|Grades||3 – 5|
|Lesson Plan Type||Unit|
|Estimated Time||Approximately seven 45- to 60-minute sessions|
The Cinderella story most familiar to students is based on a 17th-century French version by Charles Perrault, but there are similar stories told all around the world. Students compare the classic tale with a version set in the pre–Civil War South, Moss Gown by William Hooks, noting the architecture, weather, time period, and culture as depicted in the text and illustrations. Internet research projects and Story Map graphic organizers then provide background for a discussion of how the setting of a story affects the characters and plot. Students read one or more other versions of the Cinderella story and compare them using a Venn diagram. During the final two sessions, students plan, write, and peer edit their own Cinderella stories.
Retelling the Cinderella Story: This website offers suggestions of versions of the Cinderella story from around the world.
Flickinger, G.G., Garcia, I.M., & Long, E.S. (1992). Beanstalk heroes: Jack and Jim in an integrated primary curriculum. The Reading Teacher, 46(1), 75-79.
- The allure of folk tales can be tapped to develop literacy in young students through many authentic cross-curricular experiences that promote integration of the language arts.
- Reading and comparing several versions of traditional tales can be a way of developing critical thinking.

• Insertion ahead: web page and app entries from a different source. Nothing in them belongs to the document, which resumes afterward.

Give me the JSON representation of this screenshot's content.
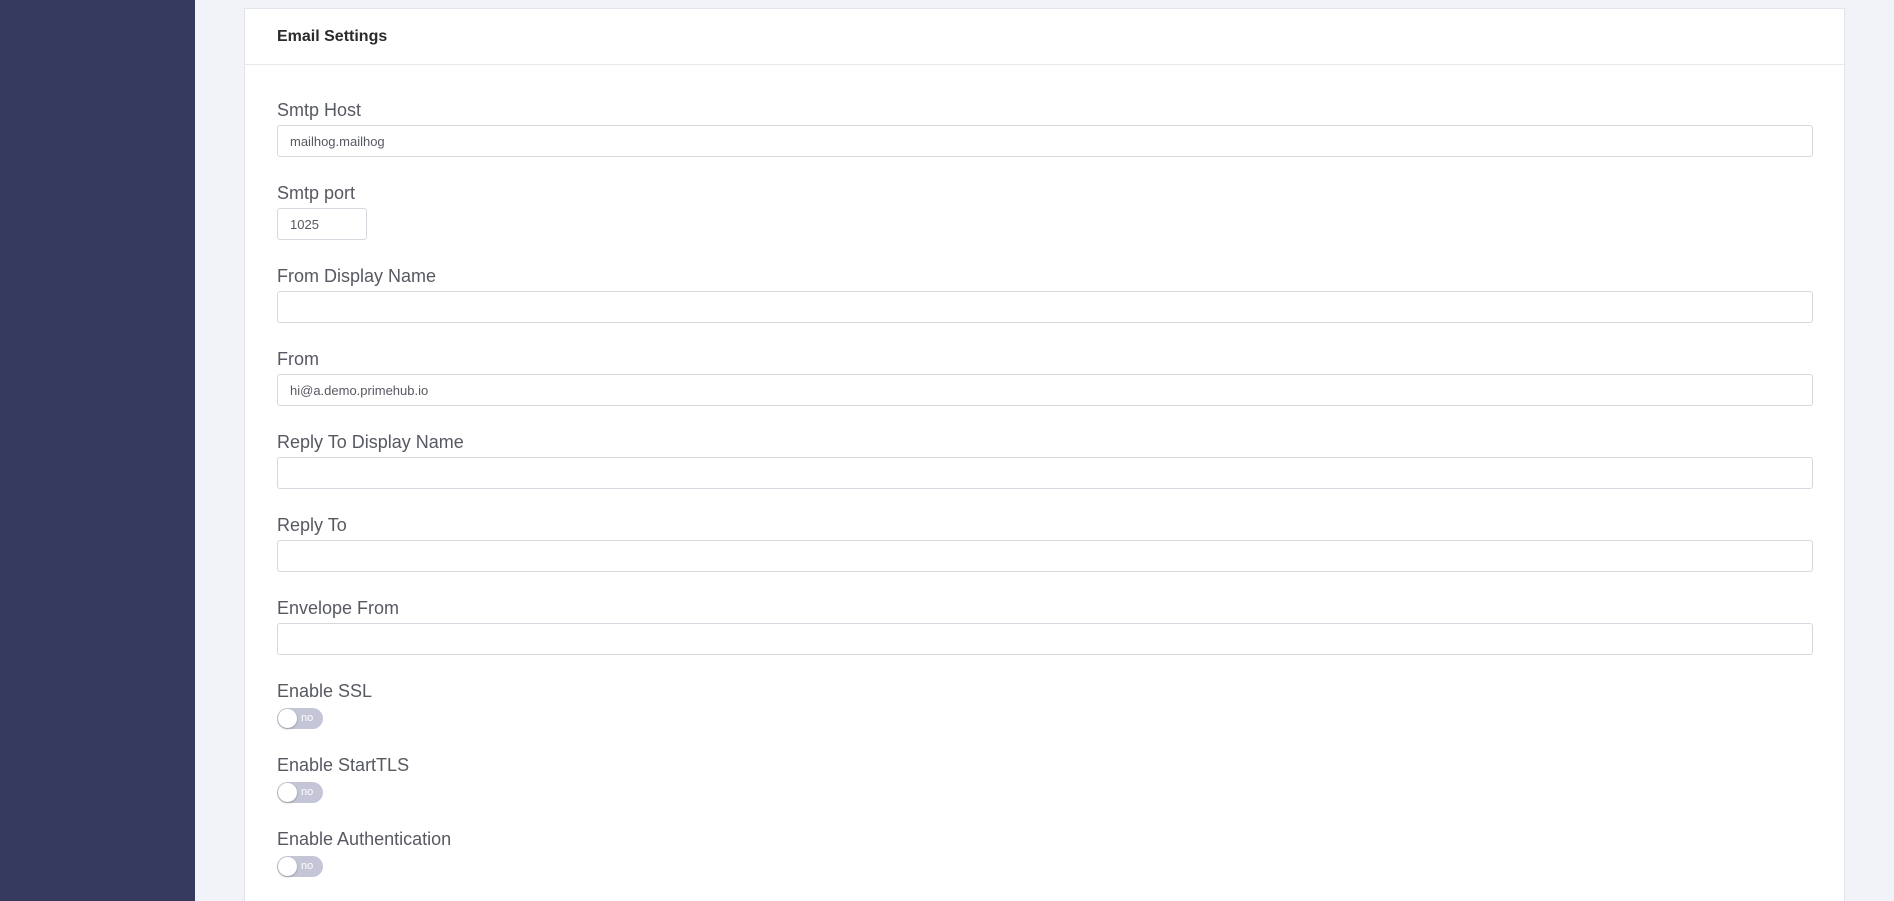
{
  "email_settings": {
    "title": "Email Settings",
    "smtp_host": {
      "label": "Smtp Host",
      "value": "mailhog.mailhog"
    },
    "smtp_port": {
      "label": "Smtp port",
      "value": "1025"
    },
    "from_display_name": {
      "label": "From Display Name",
      "value": ""
    },
    "from": {
      "label": "From",
      "value": "hi@a.demo.primehub.io"
    },
    "reply_to_display_name": {
      "label": "Reply To Display Name",
      "value": ""
    },
    "reply_to": {
      "label": "Reply To",
      "value": ""
    },
    "envelope_from": {
      "label": "Envelope From",
      "value": ""
    },
    "enable_ssl": {
      "label": "Enable SSL",
      "state": "no"
    },
    "enable_starttls": {
      "label": "Enable StartTLS",
      "state": "no"
    },
    "enable_authentication": {
      "label": "Enable Authentication",
      "state": "no"
    }
  },
  "colors": {
    "sidebar": "#363a5f",
    "page_background": "#f2f3f8",
    "toggle_off": "#c4c5d6"
  }
}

Young, T.A. (Ed.). (2004). Happily Ever After: Sharing Folk Literature With Elementary and Middle School Students. Newark, DE: International Reading Association.